by Rick Mansfield
First at 6:00 AM. Then again at Noon. And last, at 6:00 PM. Dusk at many parts of rural Europe, including the agrarian landscape of 19th century France. For centuries, bells were tolled at these times to punctuate the times of the day for a society that was largely without time keeping devices.
Wristwatches were yet to be invented and clocks of any kind were expensive. Though the pocket watch had then been around for more than three centuries, they were still beyond the means of the mostly peasant farm workers. Time in the fields was marked by the rising and setting of the sun when bells were not rung.
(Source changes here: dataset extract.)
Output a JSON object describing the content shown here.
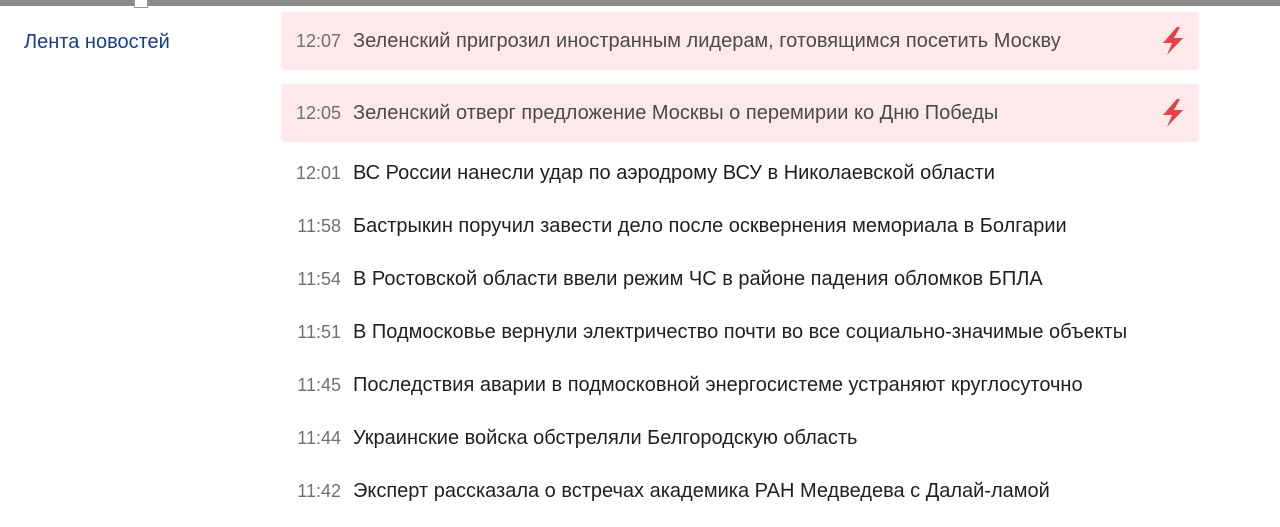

Bells had been heard across much of France for centuries. After the Norman conquest, they were rung to mark the evening curfew. Even then, most who heard them used then as a signal for a time of prayer.
Among Catholics, a prayer was recited called the Angelus. It was commonly a series of three Hail Mary’s and then a closing benediction. It was a time to reflect upon the blessings of God, the Holy Mother and Eternity.
About the same time that we here in America were dealing with the south’s views on nullification of Federal statute and just months from our own civil war, a French painter captured that moment of respite at the end of a day in the fields for poor workers.
Long a portrayer of the more common of French society, Jean-Francois Millet used the practice for one his more famous works of art. The Angelus became one of the most reproduced works of religious art in Europe in the 19th century. A couple can be seen standing in reverence with their tools idled and a small basket of potatoes at their feet at the end of a day in the fields.
This past week I was privileged to view the original in a traveling exhibit in the St. Louis Art Museum. It’s simple beauty was inspiring. Perhaps more so to me because one of my dear wife’s favorite pastimes is digging potatoes. Perhaps because of its celebration of working the soil; a thing much more rare in today’s more urban society. Hopefully, because it captures forever in time a practice dear to my heart.
Two people giving thanks. Presumably for God, the virgin birth and for that “peace beyond understanding” that can be ours when we obey His Gospel. Possibly for that basket of potatoes that will provide corporal nourishment. Maybe for the solitude and serenity of the pastoral setting in which they stand. I am sure for the blessing of each other.
The tolling of a bell is a sound mostly absent from much of rural America here in the 21st century. They can still be heard from church steeples if one is near enough; the electronic replications not carrying like the bucolic metal peals of the past. And this is generally only weekly; maybe two days at best.
Years ago the poet John Donne asked us that now famous question “For whom the bell tolls?” “Each man’s death diminishes me” he reminded us, for we are all “involved in mankind.” The tolling to which he referred was that done to announce deaths in years gone by.
If such a practice was to be resumed, it would be a non-stop cacophony for those unborn lives alone. Give the present state of our world, a thrice-daily remembrance of our blessings might well be in order. A reminder of our opportunities and obligations “for thee.” Thanks for joining us!